What happened

Shares of Hewlett-Packard Enterprise Co. (NYSE:HPE) rose 52.2% in 2016, according to data from S&P Global Market Intelligence. The provider of business technology products and services ran hot out of the gate in its first full year as a stand-alone company.

So what

The separation from consumer-oriented corporate sibling HP Inc. (NYSE:HPQ) was a game-changer, but the company continued to make dramatic changes throughout 2016.
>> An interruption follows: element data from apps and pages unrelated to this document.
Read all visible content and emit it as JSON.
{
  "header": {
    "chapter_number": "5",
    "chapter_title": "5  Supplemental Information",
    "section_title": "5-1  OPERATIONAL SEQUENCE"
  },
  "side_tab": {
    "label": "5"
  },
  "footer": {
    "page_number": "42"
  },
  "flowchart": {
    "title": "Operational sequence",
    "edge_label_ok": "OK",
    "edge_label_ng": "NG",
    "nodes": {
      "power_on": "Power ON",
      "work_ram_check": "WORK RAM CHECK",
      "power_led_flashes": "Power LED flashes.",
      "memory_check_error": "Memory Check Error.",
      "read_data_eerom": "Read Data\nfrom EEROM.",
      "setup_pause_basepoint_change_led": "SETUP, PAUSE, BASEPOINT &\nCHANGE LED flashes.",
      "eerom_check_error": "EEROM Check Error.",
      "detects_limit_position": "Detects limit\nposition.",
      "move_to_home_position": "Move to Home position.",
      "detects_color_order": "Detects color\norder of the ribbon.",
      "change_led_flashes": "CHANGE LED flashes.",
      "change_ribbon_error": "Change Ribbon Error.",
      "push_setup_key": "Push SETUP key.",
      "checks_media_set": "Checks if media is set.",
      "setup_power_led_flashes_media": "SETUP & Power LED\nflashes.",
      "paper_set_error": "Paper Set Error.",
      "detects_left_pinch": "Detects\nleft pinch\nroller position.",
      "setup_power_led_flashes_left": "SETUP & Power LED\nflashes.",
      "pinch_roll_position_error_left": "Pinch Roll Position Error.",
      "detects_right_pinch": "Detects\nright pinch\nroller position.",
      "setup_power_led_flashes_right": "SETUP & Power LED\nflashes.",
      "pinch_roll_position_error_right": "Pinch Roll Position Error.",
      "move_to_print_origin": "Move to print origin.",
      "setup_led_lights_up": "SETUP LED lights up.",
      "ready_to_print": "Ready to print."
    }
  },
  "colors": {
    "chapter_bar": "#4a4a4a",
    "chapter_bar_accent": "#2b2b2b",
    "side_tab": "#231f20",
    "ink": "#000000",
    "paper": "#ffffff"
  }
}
First, Hewlett-Packard spun out its enterprise services business to merge with Computer Sciences Corp. in an $8.5 billion deal. Then, the company bought high-performance computing systems veteran SGI for $275 million. Finally, a deal was announced to spin off HP's non-core software operations to British peer Micro Focus in a deal that gives majority ownership to Hewlett-Packard shareholders and includes a direct $2.5 billion cash payment from London.

Along the way, the company was awarded a $3 billion payment from Oracle to cover the damage done when the database giant stopped developing software for the Itanium chip family -- a processor codeveloped by HP. Oracle has demanded a retrial of a legal fight that started five years ago, and the payment is still pending.
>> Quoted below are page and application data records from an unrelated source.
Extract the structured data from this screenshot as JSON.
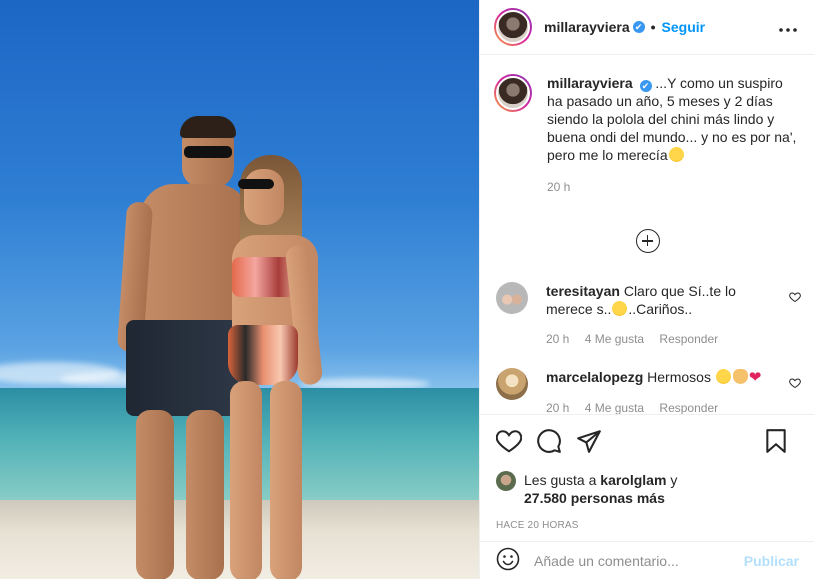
{
  "post": {
    "username": "millarayviera",
    "verified_mark": "✔",
    "dot": "•",
    "follow_label": "Seguir",
    "more_label": "•••",
    "verified_icon": "verified-badge-icon"
  },
  "caption": {
    "username": "millarayviera",
    "text": "...Y como un suspiro ha pasado un año, 5 meses y 2 días siendo la polola del chini más lindo y buena ondi del mundo... y no es por na', pero me lo merecía",
    "emoji": "grimacing-face-emoji",
    "time": "20 h"
  },
  "load_more_icon": "plus-circle-icon",
  "comments": [
    {
      "username": "teresitayan",
      "text_a": "Claro que Sí..te lo merece s..",
      "text_b": "..Cariños..",
      "emoji": "heart-eyes-emoji",
      "time": "20 h",
      "likes": "4 Me gusta",
      "reply": "Responder"
    },
    {
      "username": "marcelalopezg",
      "text": "Hermosos",
      "emojis": [
        "heart-eyes-emoji",
        "clapping-hands-emoji",
        "red-heart-emoji"
      ],
      "time": "20 h",
      "likes": "4 Me gusta",
      "reply": "Responder"
    }
  ],
  "actions": {
    "like_icon": "heart-outline-icon",
    "comment_icon": "comment-bubble-icon",
    "share_icon": "paper-plane-icon",
    "save_icon": "bookmark-icon"
  },
  "likes": {
    "prefix": "Les gusta a",
    "user": "karolglam",
    "conj": "y",
    "count": "27.580 personas más"
  },
  "timestamp": "HACE 20 HORAS",
  "add_comment": {
    "placeholder": "Añade un comentario...",
    "publish_label": "Publicar",
    "emoji_icon": "smiley-face-icon"
  },
  "colors": {
    "accent": "#0095f6",
    "publish_disabled": "#b2dffc",
    "muted": "#8e8e8e",
    "text": "#262626",
    "heart_red": "#ed4956"
  }
}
The company has yet to miss any Wall Street earnings estimates, though the top line came in a bit light in the third and fourth quarters. Still, share prices continued their steady climb, undeterred by the revenue shortfalls.
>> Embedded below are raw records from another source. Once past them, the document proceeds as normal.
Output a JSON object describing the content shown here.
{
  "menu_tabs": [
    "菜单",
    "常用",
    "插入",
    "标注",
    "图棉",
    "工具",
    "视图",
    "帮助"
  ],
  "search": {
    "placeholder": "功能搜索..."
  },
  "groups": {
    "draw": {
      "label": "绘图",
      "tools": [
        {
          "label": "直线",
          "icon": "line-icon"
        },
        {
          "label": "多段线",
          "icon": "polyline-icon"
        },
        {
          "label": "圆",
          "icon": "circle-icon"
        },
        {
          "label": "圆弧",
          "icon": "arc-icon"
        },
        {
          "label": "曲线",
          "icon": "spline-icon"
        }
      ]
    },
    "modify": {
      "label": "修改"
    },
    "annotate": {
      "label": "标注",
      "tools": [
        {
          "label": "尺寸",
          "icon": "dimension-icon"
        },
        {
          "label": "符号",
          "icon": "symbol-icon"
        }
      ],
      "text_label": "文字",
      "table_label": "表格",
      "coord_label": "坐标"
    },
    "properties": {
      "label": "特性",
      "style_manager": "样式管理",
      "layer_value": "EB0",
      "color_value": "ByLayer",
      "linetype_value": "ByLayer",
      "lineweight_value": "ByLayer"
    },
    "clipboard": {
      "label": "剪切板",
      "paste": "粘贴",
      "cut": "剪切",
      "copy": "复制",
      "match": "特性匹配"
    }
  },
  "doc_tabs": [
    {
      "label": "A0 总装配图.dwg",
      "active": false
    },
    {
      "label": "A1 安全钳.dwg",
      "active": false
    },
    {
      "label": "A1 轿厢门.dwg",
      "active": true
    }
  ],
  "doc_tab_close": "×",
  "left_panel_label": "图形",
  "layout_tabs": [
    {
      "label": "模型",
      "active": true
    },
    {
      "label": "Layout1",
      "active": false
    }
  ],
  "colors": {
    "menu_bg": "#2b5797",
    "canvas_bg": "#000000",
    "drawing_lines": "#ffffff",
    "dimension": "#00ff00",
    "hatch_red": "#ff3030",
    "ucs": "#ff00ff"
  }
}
Image source: Getty Images.

Now what

The wheeling-and-dealing of 2016 has made Hewlett-Packard Enterprise a leaner, meaner cash machine. At the end of 2016, the company saw a 27% operating cash flow surge despite 4% lower revenue.

The vision of CEO Meg Whitman is to focus Hewlett-Packard Enterprise on hybrid IT solutions, in which the workload is divided between cloud-based services and in-house hardware.

"Our goal is to be the industry's leading provider of hybrid IT, built on the secure, next-generation, software-defined infrastructure that runs our customers' data centers today, bridges them to multi-cloud environments tomorrow, and powers the emerging intelligent edge that will run campus, branch, and Industrial IoT [Internet of Things] applications for decades to come," Whitman said during the fourth quarter earnings call. "We believe the world is going to be hybrid, and our mission is to make hybrid IT simple."

Anders Bylund has no position in any stocks mentioned. The Motley Fool owns shares of Oracle. The Motley Fool has a disclosure policy.